EXERCISE DESCRIPTION
Find how many lines in this data contain the string "Touch". Respond with only that number.
───
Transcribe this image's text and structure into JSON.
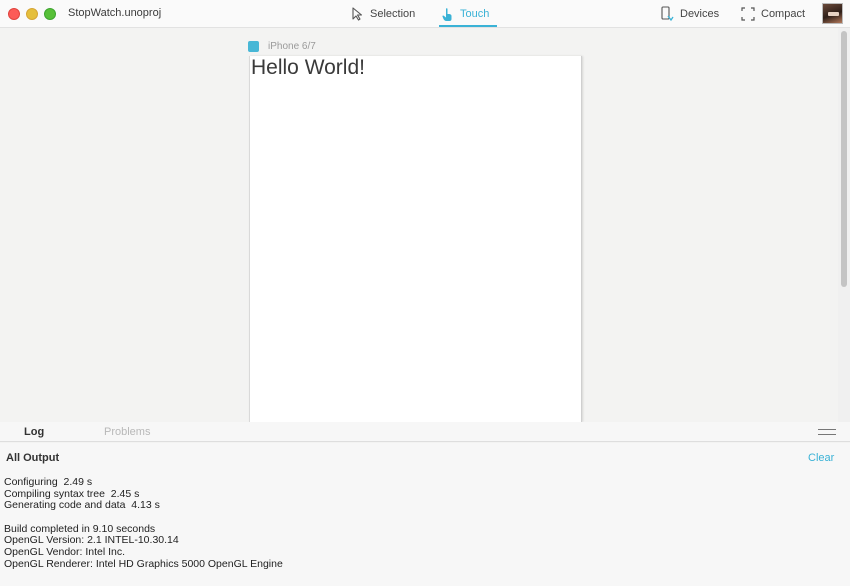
{
  "window": {
    "title": "StopWatch.unoproj"
  },
  "toolbar": {
    "selection_label": "Selection",
    "touch_label": "Touch",
    "devices_label": "Devices",
    "compact_label": "Compact",
    "active_mode": "Touch",
    "accent_color": "#3ab2d6"
  },
  "preview": {
    "device_name": "iPhone 6/7",
    "app_text": "Hello World!"
  },
  "panel": {
    "tabs": [
      "Log",
      "Problems"
    ],
    "active_tab": "Log",
    "output_title": "All Output",
    "clear_label": "Clear",
    "log_lines": [
      "Configuring  2.49 s",
      "Compiling syntax tree  2.45 s",
      "Generating code and data  4.13 s",
      "",
      "Build completed in 9.10 seconds",
      "OpenGL Version: 2.1 INTEL-10.30.14",
      "OpenGL Vendor: Intel Inc.",
      "OpenGL Renderer: Intel HD Graphics 5000 OpenGL Engine"
    ]
  }
}
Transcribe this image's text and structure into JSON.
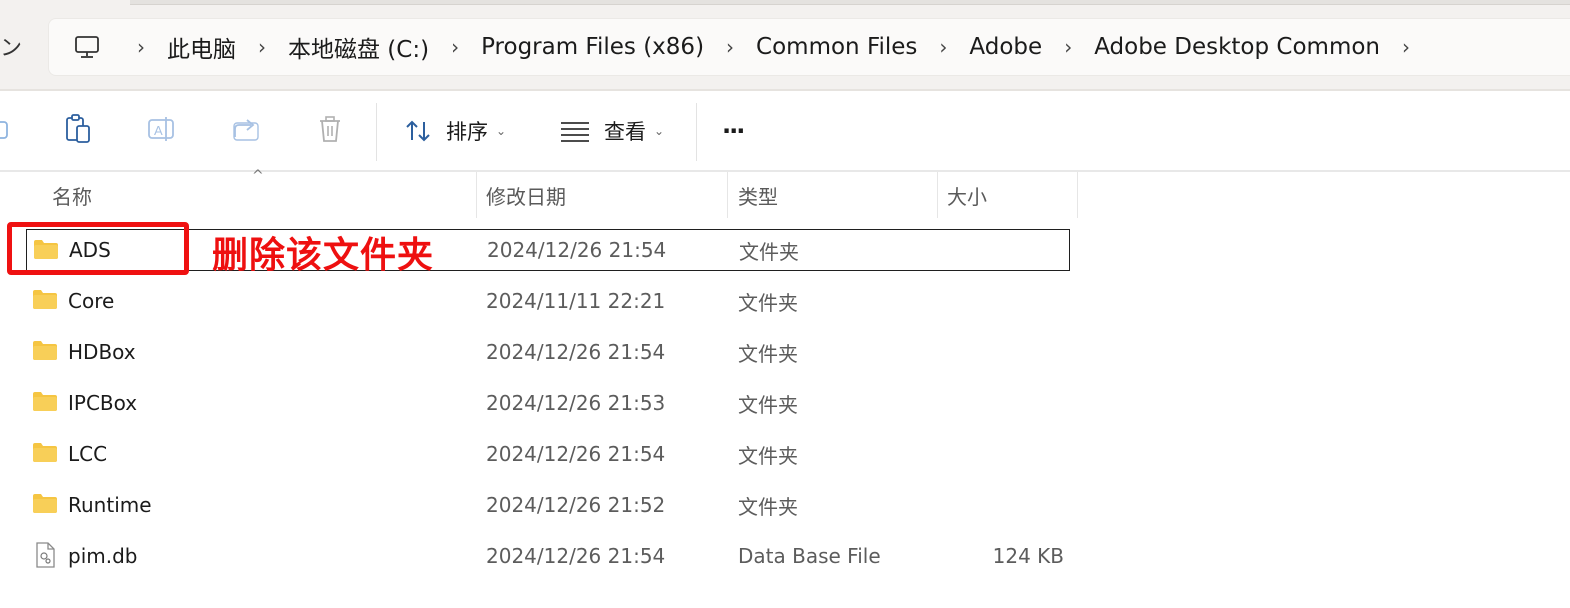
{
  "edge_glyph": "ン",
  "breadcrumb": {
    "items": [
      "此电脑",
      "本地磁盘 (C:)",
      "Program Files (x86)",
      "Common Files",
      "Adobe",
      "Adobe Desktop Common"
    ],
    "separator": "›"
  },
  "toolbar": {
    "icons": [
      "cut-icon",
      "paste-icon",
      "rename-icon",
      "share-icon",
      "delete-icon"
    ],
    "sort_label": "排序",
    "view_label": "查看",
    "more_label": "···"
  },
  "columns": {
    "name": "名称",
    "date": "修改日期",
    "type": "类型",
    "size": "大小"
  },
  "rows": [
    {
      "icon": "folder-icon",
      "name": "ADS",
      "date": "2024/12/26 21:54",
      "type": "文件夹",
      "size": ""
    },
    {
      "icon": "folder-icon",
      "name": "Core",
      "date": "2024/11/11 22:21",
      "type": "文件夹",
      "size": ""
    },
    {
      "icon": "folder-icon",
      "name": "HDBox",
      "date": "2024/12/26 21:54",
      "type": "文件夹",
      "size": ""
    },
    {
      "icon": "folder-icon",
      "name": "IPCBox",
      "date": "2024/12/26 21:53",
      "type": "文件夹",
      "size": ""
    },
    {
      "icon": "folder-icon",
      "name": "LCC",
      "date": "2024/12/26 21:54",
      "type": "文件夹",
      "size": ""
    },
    {
      "icon": "folder-icon",
      "name": "Runtime",
      "date": "2024/12/26 21:52",
      "type": "文件夹",
      "size": ""
    },
    {
      "icon": "file-icon",
      "name": "pim.db",
      "date": "2024/12/26 21:54",
      "type": "Data Base File",
      "size": "124 KB"
    }
  ],
  "annotation": {
    "text": "删除该文件夹",
    "color": "#ee1010"
  },
  "colors": {
    "folder": "#f5c542",
    "selection_border": "#1f1f1f"
  }
}
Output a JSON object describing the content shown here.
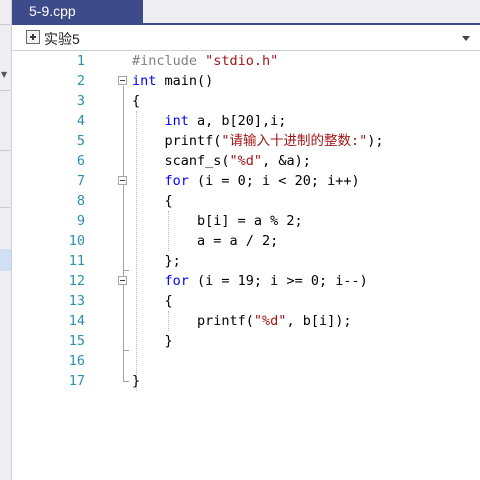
{
  "tab": {
    "title": "5-9.cpp"
  },
  "navbar": {
    "scope_label": "实验5"
  },
  "editor": {
    "lines": [
      {
        "num": "1",
        "tokens": [
          {
            "t": "#include ",
            "c": "pp"
          },
          {
            "t": "\"stdio.h\"",
            "c": "str"
          }
        ]
      },
      {
        "num": "2",
        "tokens": [
          {
            "t": "int",
            "c": "kw"
          },
          {
            "t": " main()",
            "c": "fn"
          }
        ]
      },
      {
        "num": "3",
        "tokens": [
          {
            "t": "{",
            "c": "op"
          }
        ]
      },
      {
        "num": "4",
        "tokens": [
          {
            "t": "    "
          },
          {
            "t": "int",
            "c": "kw"
          },
          {
            "t": " a, b[20],i;"
          }
        ]
      },
      {
        "num": "5",
        "tokens": [
          {
            "t": "    printf("
          },
          {
            "t": "\"请输入十进制的整数:\"",
            "c": "str"
          },
          {
            "t": ");"
          }
        ]
      },
      {
        "num": "6",
        "tokens": [
          {
            "t": "    scanf_s("
          },
          {
            "t": "\"%d\"",
            "c": "str"
          },
          {
            "t": ", &a);"
          }
        ]
      },
      {
        "num": "7",
        "tokens": [
          {
            "t": "    "
          },
          {
            "t": "for",
            "c": "kw"
          },
          {
            "t": " (i = 0; i < 20; i++)"
          }
        ]
      },
      {
        "num": "8",
        "tokens": [
          {
            "t": "    {"
          }
        ]
      },
      {
        "num": "9",
        "tokens": [
          {
            "t": "        b[i] = a % 2;"
          }
        ]
      },
      {
        "num": "10",
        "tokens": [
          {
            "t": "        a = a / 2;"
          }
        ]
      },
      {
        "num": "11",
        "tokens": [
          {
            "t": "    };"
          }
        ]
      },
      {
        "num": "12",
        "tokens": [
          {
            "t": "    "
          },
          {
            "t": "for",
            "c": "kw"
          },
          {
            "t": " (i = 19; i >= 0; i--)"
          }
        ]
      },
      {
        "num": "13",
        "tokens": [
          {
            "t": "    {"
          }
        ]
      },
      {
        "num": "14",
        "tokens": [
          {
            "t": "        printf("
          },
          {
            "t": "\"%d\"",
            "c": "str"
          },
          {
            "t": ", b[i]);"
          }
        ]
      },
      {
        "num": "15",
        "tokens": [
          {
            "t": "    }"
          }
        ]
      },
      {
        "num": "16",
        "tokens": [
          {
            "t": ""
          }
        ]
      },
      {
        "num": "17",
        "tokens": [
          {
            "t": "}"
          }
        ]
      }
    ]
  },
  "colors": {
    "tab_active": "#3d4b8a",
    "keyword": "#0000ff",
    "string": "#a31515",
    "line_number": "#2b91af",
    "preprocessor": "#808080"
  }
}
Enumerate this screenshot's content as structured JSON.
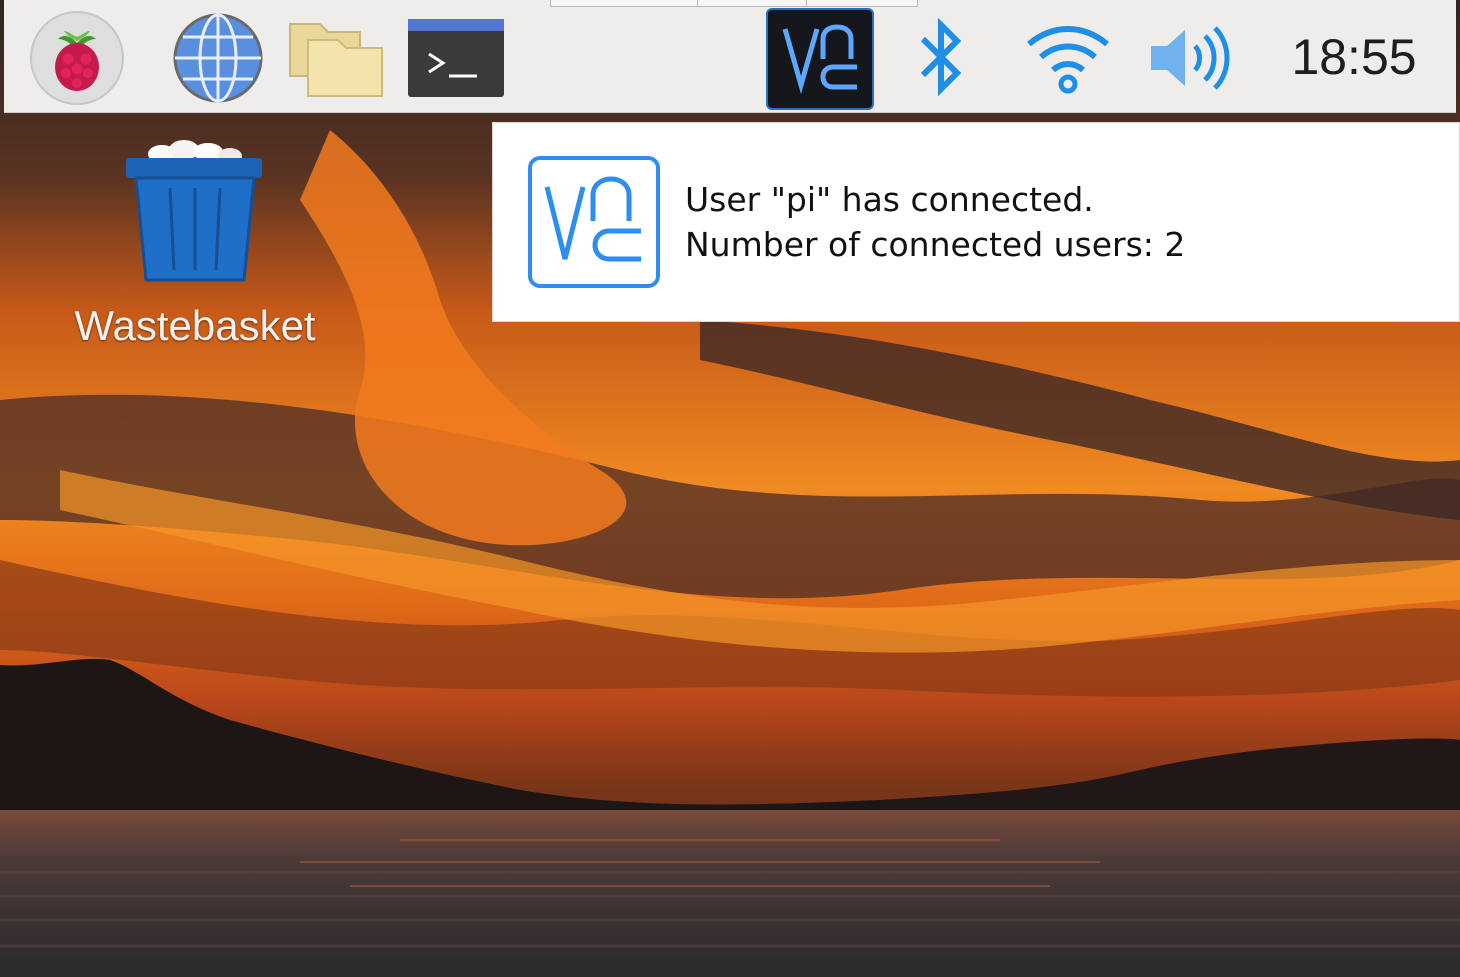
{
  "taskbar": {
    "launchers": [
      {
        "name": "raspberry-pi-menu",
        "icon": "raspberry-icon"
      },
      {
        "name": "web-browser",
        "icon": "globe-icon"
      },
      {
        "name": "file-manager",
        "icon": "folder-icon"
      },
      {
        "name": "terminal",
        "icon": "terminal-icon",
        "glyph": ">_"
      }
    ],
    "tray": [
      {
        "name": "vnc-server",
        "icon": "vnc-icon",
        "active": true
      },
      {
        "name": "bluetooth",
        "icon": "bluetooth-icon"
      },
      {
        "name": "wifi",
        "icon": "wifi-icon"
      },
      {
        "name": "volume",
        "icon": "volume-icon"
      }
    ],
    "clock": "18:55"
  },
  "desktop": {
    "icons": [
      {
        "label": "Wastebasket",
        "icon": "trash-icon"
      }
    ]
  },
  "notification": {
    "icon": "vnc-icon",
    "line1": "User \"pi\" has connected.",
    "line2": "Number of connected users: 2"
  },
  "colors": {
    "panel_bg": "#eeedec",
    "accent_blue": "#1e8ee6",
    "vnc_blue": "#2a6fc7",
    "notification_bg": "#ffffff"
  }
}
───
SOLUTION TO THIS PROBLEM
2